Please restate the data word for word.
Top of Supplied material
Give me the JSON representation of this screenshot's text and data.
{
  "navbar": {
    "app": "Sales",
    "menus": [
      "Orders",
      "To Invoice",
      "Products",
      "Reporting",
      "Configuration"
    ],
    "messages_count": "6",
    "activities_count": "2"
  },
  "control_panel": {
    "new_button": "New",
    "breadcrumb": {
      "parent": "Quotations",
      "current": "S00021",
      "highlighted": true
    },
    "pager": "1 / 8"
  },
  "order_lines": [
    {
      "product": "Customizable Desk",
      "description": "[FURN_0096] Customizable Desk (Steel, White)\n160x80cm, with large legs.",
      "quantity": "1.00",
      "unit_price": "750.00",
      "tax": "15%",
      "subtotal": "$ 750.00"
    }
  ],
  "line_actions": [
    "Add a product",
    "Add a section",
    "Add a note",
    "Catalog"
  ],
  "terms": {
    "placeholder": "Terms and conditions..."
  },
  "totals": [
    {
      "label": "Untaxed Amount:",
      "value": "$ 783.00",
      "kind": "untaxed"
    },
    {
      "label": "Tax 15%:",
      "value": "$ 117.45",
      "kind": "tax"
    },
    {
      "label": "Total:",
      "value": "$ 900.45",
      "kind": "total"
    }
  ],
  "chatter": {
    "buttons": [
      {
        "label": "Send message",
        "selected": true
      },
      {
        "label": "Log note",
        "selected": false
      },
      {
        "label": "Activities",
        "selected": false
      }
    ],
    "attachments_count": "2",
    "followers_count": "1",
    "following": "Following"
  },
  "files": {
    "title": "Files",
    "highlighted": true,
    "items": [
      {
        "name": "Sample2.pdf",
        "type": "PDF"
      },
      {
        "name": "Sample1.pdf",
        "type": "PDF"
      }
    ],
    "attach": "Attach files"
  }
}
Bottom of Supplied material
## Exercise result
Give me the JSON representation of this screenshot's text and data.
{
  "navbar": {
    "app": "Sales",
    "menus": [
      "Orders",
      "To Invoice",
      "Products",
      "Reporting",
      "Configuration"
    ],
    "messages_count": "6",
    "activities_count": "2"
  },
  "control_panel": {
    "new_button": "New",
    "breadcrumb": {
      "parent": "Quotations",
      "current": "S00021",
      "highlighted": true
    },
    "pager": "1 / 8"
  },
  "order_lines": [
    {
      "product": "Customizable Desk",
      "description": "[FURN_0096] Customizable Desk (Steel, White)\n160x80cm, with large legs.",
      "quantity": "1.00",
      "unit_price": "750.00",
      "tax": "15%",
      "subtotal": "$ 750.00"
    }
  ],
  "line_actions": [
    "Add a product",
    "Add a section",
    "Add a note",
    "Catalog"
  ],
  "terms": {
    "placeholder": "Terms and conditions..."
  },
  "totals": [
    {
      "label": "Untaxed Amount:",
      "value": "$ 783.00",
      "kind": "untaxed"
    },
    {
      "label": "Tax 15%:",
      "value": "$ 117.45",
      "kind": "tax"
    },
    {
      "label": "Total:",
      "value": "$ 900.45",
      "kind": "total"
    }
  ],
  "chatter": {
    "buttons": [
      {
        "label": "Send message",
        "selected": true
      },
      {
        "label": "Log note",
        "selected": false
      },
      {
        "label": "Activities",
        "selected": false
      }
    ],
    "attachments_count": "2",
    "followers_count": "1",
    "following": "Following"
  },
  "files": {
    "title": "Files",
    "highlighted": true,
    "items": [
      {
        "name": "Sample2.pdf",
        "type": "PDF"
      },
      {
        "name": "Sample1.pdf",
        "type": "PDF"
      }
    ],
    "attach": "Attach files"
  }
}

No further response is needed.